HOW TO COMPLETE THIS TASK - Every line that contains the word "icon" is to be copied from the listing.

START SUPPLIED MATERIAL

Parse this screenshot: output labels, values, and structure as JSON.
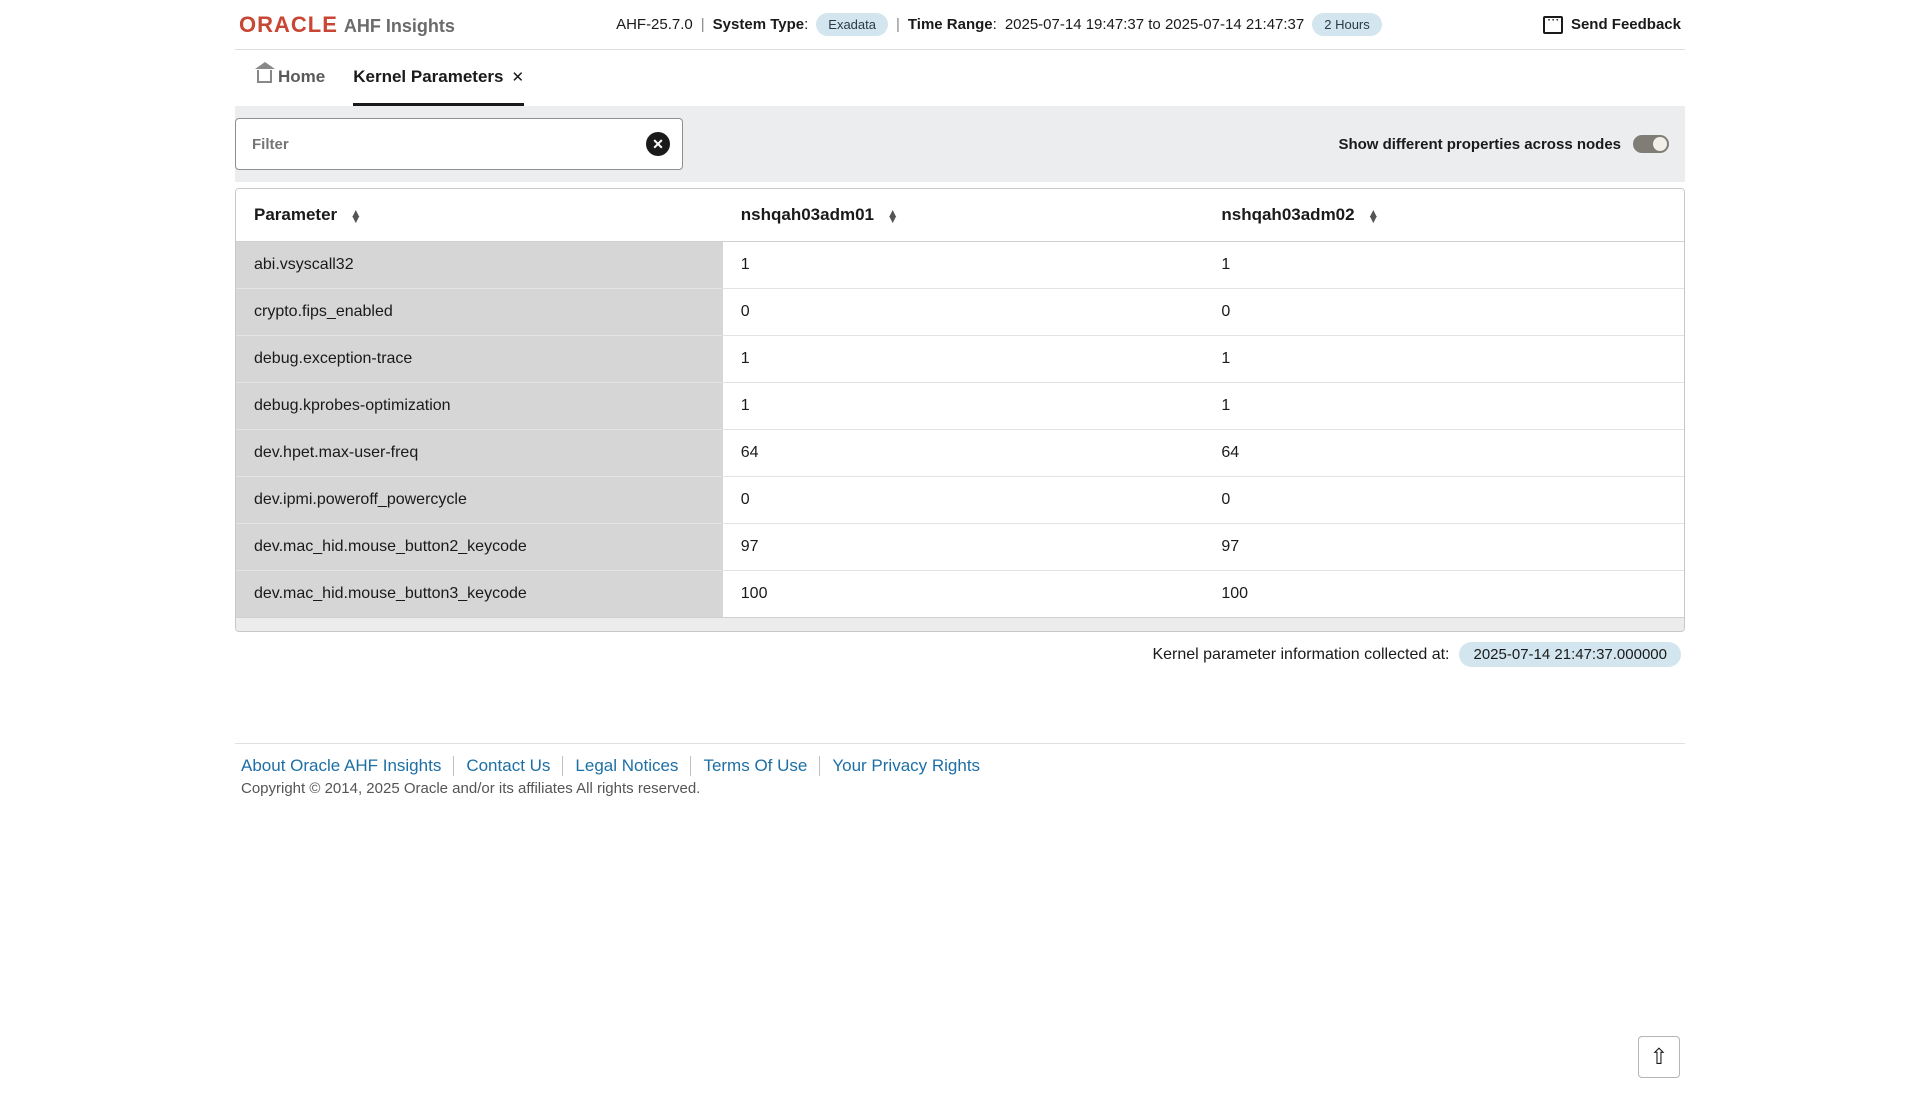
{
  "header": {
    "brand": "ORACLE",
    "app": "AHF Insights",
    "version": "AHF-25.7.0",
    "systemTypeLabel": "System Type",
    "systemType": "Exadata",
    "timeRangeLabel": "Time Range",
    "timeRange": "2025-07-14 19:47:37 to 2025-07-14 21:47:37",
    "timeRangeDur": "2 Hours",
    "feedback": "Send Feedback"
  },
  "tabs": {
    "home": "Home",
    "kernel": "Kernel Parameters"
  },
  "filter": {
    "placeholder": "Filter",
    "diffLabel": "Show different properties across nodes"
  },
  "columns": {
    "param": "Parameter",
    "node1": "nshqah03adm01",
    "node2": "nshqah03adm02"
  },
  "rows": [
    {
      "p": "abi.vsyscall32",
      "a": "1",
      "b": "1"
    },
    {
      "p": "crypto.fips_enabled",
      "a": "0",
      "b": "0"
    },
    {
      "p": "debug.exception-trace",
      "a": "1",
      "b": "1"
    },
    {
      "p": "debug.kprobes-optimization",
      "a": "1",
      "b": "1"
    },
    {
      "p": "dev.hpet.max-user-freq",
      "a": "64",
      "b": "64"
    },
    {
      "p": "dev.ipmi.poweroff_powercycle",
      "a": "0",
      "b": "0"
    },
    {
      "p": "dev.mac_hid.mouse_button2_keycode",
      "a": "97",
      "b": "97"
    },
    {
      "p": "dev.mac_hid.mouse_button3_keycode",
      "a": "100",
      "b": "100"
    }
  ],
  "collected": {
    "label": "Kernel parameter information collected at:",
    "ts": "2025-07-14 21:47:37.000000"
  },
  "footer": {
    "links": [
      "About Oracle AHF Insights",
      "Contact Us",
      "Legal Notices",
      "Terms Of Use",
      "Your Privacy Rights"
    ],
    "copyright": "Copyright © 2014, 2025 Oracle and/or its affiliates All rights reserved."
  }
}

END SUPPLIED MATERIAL
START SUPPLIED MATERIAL

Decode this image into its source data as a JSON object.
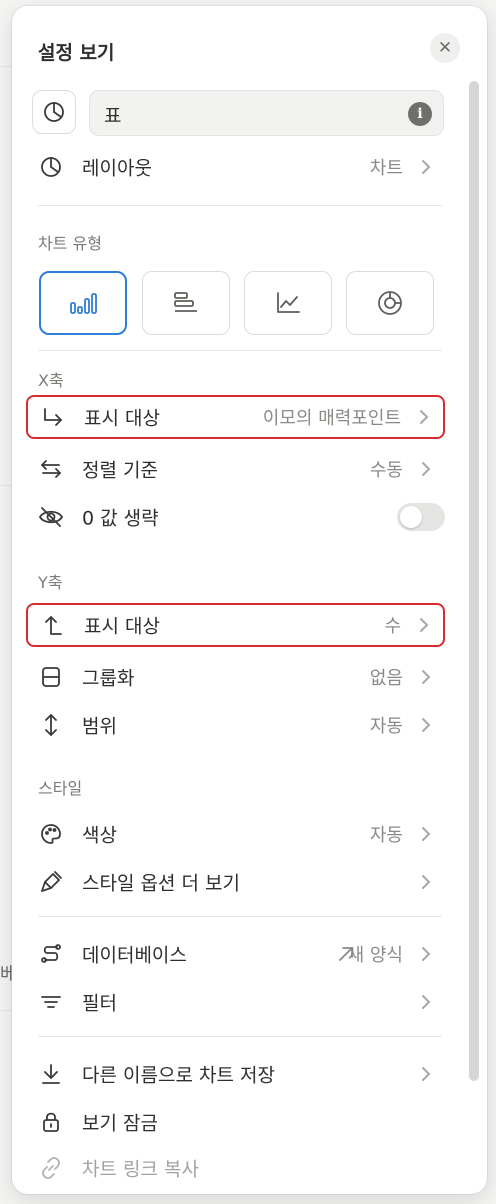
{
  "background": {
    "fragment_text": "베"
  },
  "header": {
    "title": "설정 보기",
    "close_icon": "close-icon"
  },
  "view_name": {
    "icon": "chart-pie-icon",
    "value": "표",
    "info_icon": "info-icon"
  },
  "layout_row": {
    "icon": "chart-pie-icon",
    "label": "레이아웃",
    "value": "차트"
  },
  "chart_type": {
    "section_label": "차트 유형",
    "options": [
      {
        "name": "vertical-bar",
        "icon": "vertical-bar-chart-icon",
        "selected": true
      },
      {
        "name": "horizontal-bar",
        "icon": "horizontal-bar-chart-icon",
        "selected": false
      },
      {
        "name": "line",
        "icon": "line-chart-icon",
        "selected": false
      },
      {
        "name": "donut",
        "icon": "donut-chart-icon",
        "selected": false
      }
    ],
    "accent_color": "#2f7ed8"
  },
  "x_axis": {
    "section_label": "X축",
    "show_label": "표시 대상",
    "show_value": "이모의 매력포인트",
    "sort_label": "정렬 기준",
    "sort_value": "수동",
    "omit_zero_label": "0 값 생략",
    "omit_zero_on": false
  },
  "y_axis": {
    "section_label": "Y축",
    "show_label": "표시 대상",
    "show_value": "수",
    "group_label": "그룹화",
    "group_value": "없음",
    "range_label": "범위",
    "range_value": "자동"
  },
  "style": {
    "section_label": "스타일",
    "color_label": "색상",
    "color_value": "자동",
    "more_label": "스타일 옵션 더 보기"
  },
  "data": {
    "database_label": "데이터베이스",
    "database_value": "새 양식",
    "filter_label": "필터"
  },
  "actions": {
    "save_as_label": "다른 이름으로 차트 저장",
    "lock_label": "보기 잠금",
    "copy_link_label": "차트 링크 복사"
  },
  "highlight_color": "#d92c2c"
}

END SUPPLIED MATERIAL

RESULT OF THE EXERCISE -
    "close_icon": "close-icon"
    "icon": "chart-pie-icon",
    "info_icon": "info-icon"
    "icon": "chart-pie-icon",
        "icon": "vertical-bar-chart-icon",
        "icon": "horizontal-bar-chart-icon",
        "icon": "line-chart-icon",
        "icon": "donut-chart-icon",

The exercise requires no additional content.